  2. ^ Leung DY (1998). "Molecular basis of allergic diseases". Mol. Genet. Metab. 63 (3): 157–67. doi:10.1006/mgme.1998.2682. PMID 9608537.
  3. ^ a b c Hansen I, Klimek L, Mösges R, Hörmann K (2004). "Mediators of inflammation in the early and the late phase of allergic rhinitis". Curr Opin Allergy Clin Immunol. 4 (3): 159–63. doi:10.1097/00130832-200406000-00004. PMID 15126935.
  4. ^ a b Katelaris CH (2003). "Ocular allergy: implications for the clinical immunologist". Ann. Allergy Asthma Immunol. 90 (6 Suppl 3): 23–7. doi:10.1016/S1081-1206(10)61656-0. PMID 12839109.
  5. ^ a b Janeway, Charles (2001). Immunobiology: the immune system in health and disease (5th ed.). New York: Garland. ISBN 0-8153-3642-X.
  6. ^ a b Trocme SD, Sra KK (2002). "Spectrum of ocular allergy". Curr Opin Allergy Clin Immunol. 2 (5): 423–7. doi:10.1097/00130832-200210000-00010. PMID 12582327.
  7. ^ Hinshaw WD, Neyman GP, Olmstead SM. "Hypersensitivity Reactions, Delayed". EMedicine.

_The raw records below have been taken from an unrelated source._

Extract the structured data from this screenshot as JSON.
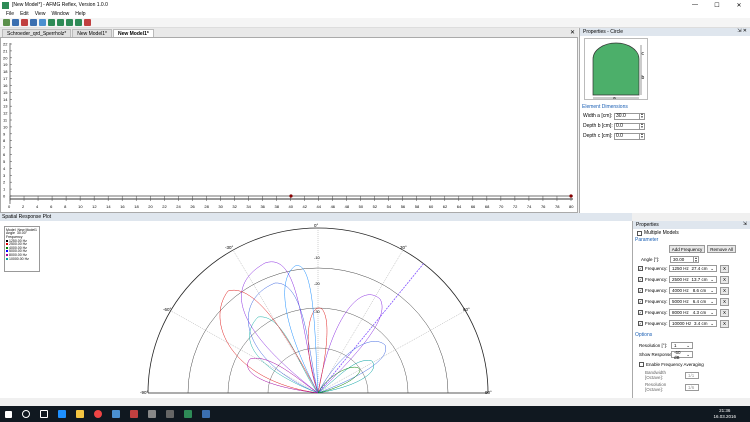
{
  "window": {
    "title": "[New Model*] - AFMG Reflex, Version 1.0.0",
    "minimize": "—",
    "maximize": "☐",
    "close": "✕"
  },
  "menu": [
    "File",
    "Edit",
    "View",
    "Window",
    "Help"
  ],
  "tabs": [
    "Schroeder_qrd_Sperrholz*",
    "New Model1*",
    "New Model1*"
  ],
  "top_plot": {
    "y_ticks": [
      "22",
      "21",
      "20",
      "19",
      "18",
      "17",
      "16",
      "15",
      "14",
      "13",
      "12",
      "11",
      "10",
      "9",
      "8",
      "7",
      "6",
      "5",
      "4",
      "3",
      "2",
      "1",
      "0"
    ],
    "x_ticks": [
      "0",
      "2",
      "4",
      "6",
      "8",
      "10",
      "12",
      "14",
      "16",
      "18",
      "20",
      "22",
      "24",
      "26",
      "28",
      "30",
      "32",
      "34",
      "36",
      "38",
      "40",
      "42",
      "44",
      "46",
      "48",
      "50",
      "52",
      "54",
      "56",
      "58",
      "60",
      "62",
      "64",
      "66",
      "68",
      "70",
      "72",
      "74",
      "76",
      "78",
      "80"
    ]
  },
  "properties_circle": {
    "header": "Properties - Circle",
    "labels": {
      "a": "a",
      "b": "b",
      "c": "c"
    },
    "section": "Element Dimensions",
    "fields": [
      {
        "label": "Width a [cm]:",
        "value": "30.0"
      },
      {
        "label": "Depth b [cm]:",
        "value": "0.0"
      },
      {
        "label": "Depth c [cm]:",
        "value": "0.0"
      }
    ]
  },
  "spatial": {
    "header": "Spatial Response Plot",
    "legend": {
      "model_label": "Model",
      "model_value": "New Model1",
      "angle_label": "Angle",
      "angle_value": "30.00°",
      "freq_label": "Frequency",
      "items": [
        {
          "text": "1250.00 Hz",
          "color": "#000000"
        },
        {
          "text": "2500.00 Hz",
          "color": "#e00000"
        },
        {
          "text": "4000.00 Hz",
          "color": "#008000"
        },
        {
          "text": "5000.00 Hz",
          "color": "#0000ff"
        },
        {
          "text": "8000.00 Hz",
          "color": "#a000a0"
        },
        {
          "text": "10000.00 Hz",
          "color": "#00a0a0"
        }
      ]
    },
    "angles": [
      "0°",
      "-30°",
      "30°",
      "-60°",
      "60°",
      "-90°",
      "90°"
    ],
    "db_ticks": [
      "-10",
      "-20",
      "-30"
    ]
  },
  "bottom_props": {
    "header": "Properties",
    "multiple_models": "Multiple Models",
    "parameter": "Parameter",
    "add_frequency": "Add Frequency",
    "remove_all": "Remove All",
    "angle_label": "Angle [°]:",
    "angle_value": "30.00",
    "frequencies": [
      {
        "label": "Frequency:",
        "hz": "1250 Hz",
        "cm": "27.4 cm"
      },
      {
        "label": "Frequency:",
        "hz": "2500 Hz",
        "cm": "13.7 cm"
      },
      {
        "label": "Frequency:",
        "hz": "4000 Hz",
        "cm": "8.6 cm"
      },
      {
        "label": "Frequency:",
        "hz": "5000 Hz",
        "cm": "6.4 cm"
      },
      {
        "label": "Frequency:",
        "hz": "8000 Hz",
        "cm": "4.3 cm"
      },
      {
        "label": "Frequency:",
        "hz": "10000 Hz",
        "cm": "3.4 cm"
      }
    ],
    "remove_x": "X",
    "options": "Options",
    "resolution_label": "Resolution [°]:",
    "resolution_value": "1",
    "show_response_label": "Show Response down to:",
    "show_response_value": "-60 dB",
    "enable_averaging": "Enable Frequency Averaging",
    "bandwidth_label": "Bandwidth [Octave]:",
    "bandwidth_value": "1/1",
    "resolution_oct_label": "Resolution [Octave]:",
    "resolution_oct_value": "1/6"
  },
  "taskbar": {
    "time": "21:36",
    "date": "16.03.2016"
  }
}
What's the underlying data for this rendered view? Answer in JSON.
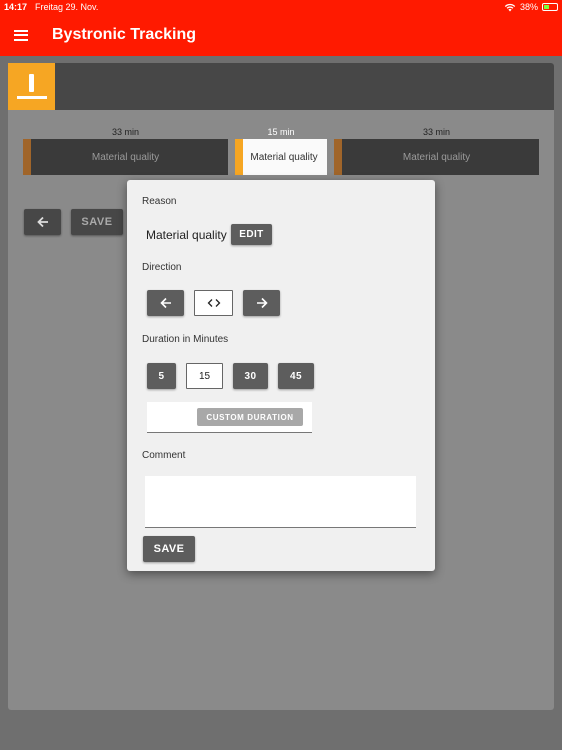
{
  "status_bar": {
    "time": "14:17",
    "date": "Freitag 29. Nov.",
    "battery": "38%"
  },
  "app": {
    "title": "Bystronic Tracking"
  },
  "timeline": {
    "segments": [
      {
        "duration": "33 min",
        "reason": "Material quality",
        "active": false
      },
      {
        "duration": "15 min",
        "reason": "Material quality",
        "active": true
      },
      {
        "duration": "33 min",
        "reason": "Material quality",
        "active": false
      }
    ],
    "save_label": "SAVE"
  },
  "dialog": {
    "reason_label": "Reason",
    "reason_value": "Material quality",
    "edit_label": "EDIT",
    "direction_label": "Direction",
    "duration_label": "Duration in Minutes",
    "durations": [
      "5",
      "15",
      "30",
      "45"
    ],
    "selected_duration": "15",
    "custom_duration_label": "CUSTOM DURATION",
    "comment_label": "Comment",
    "comment_value": "",
    "save_label": "SAVE"
  },
  "colors": {
    "appbar": "#ff1a00",
    "accent": "#f6a623"
  }
}
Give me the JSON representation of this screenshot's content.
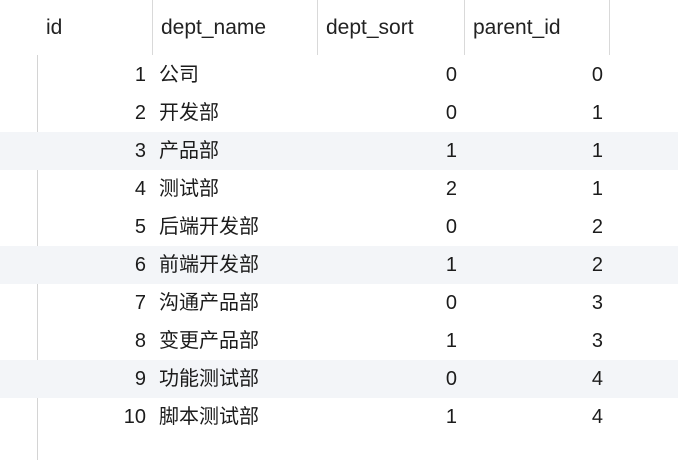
{
  "columns": {
    "id": "id",
    "dept_name": "dept_name",
    "dept_sort": "dept_sort",
    "parent_id": "parent_id"
  },
  "rows": [
    {
      "id": "1",
      "dept_name": "公司",
      "dept_sort": "0",
      "parent_id": "0"
    },
    {
      "id": "2",
      "dept_name": "开发部",
      "dept_sort": "0",
      "parent_id": "1"
    },
    {
      "id": "3",
      "dept_name": "产品部",
      "dept_sort": "1",
      "parent_id": "1"
    },
    {
      "id": "4",
      "dept_name": "测试部",
      "dept_sort": "2",
      "parent_id": "1"
    },
    {
      "id": "5",
      "dept_name": "后端开发部",
      "dept_sort": "0",
      "parent_id": "2"
    },
    {
      "id": "6",
      "dept_name": "前端开发部",
      "dept_sort": "1",
      "parent_id": "2"
    },
    {
      "id": "7",
      "dept_name": "沟通产品部",
      "dept_sort": "0",
      "parent_id": "3"
    },
    {
      "id": "8",
      "dept_name": "变更产品部",
      "dept_sort": "1",
      "parent_id": "3"
    },
    {
      "id": "9",
      "dept_name": "功能测试部",
      "dept_sort": "0",
      "parent_id": "4"
    },
    {
      "id": "10",
      "dept_name": "脚本测试部",
      "dept_sort": "1",
      "parent_id": "4"
    }
  ]
}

  8. ^ Rothenberg ME; Rothenberg, Marc E. (1998). "Eosinophilia". N. Engl. J. Med. 338 (22): 1592–600. doi:10.1056/NEJM199805283382206. PMID 9603798.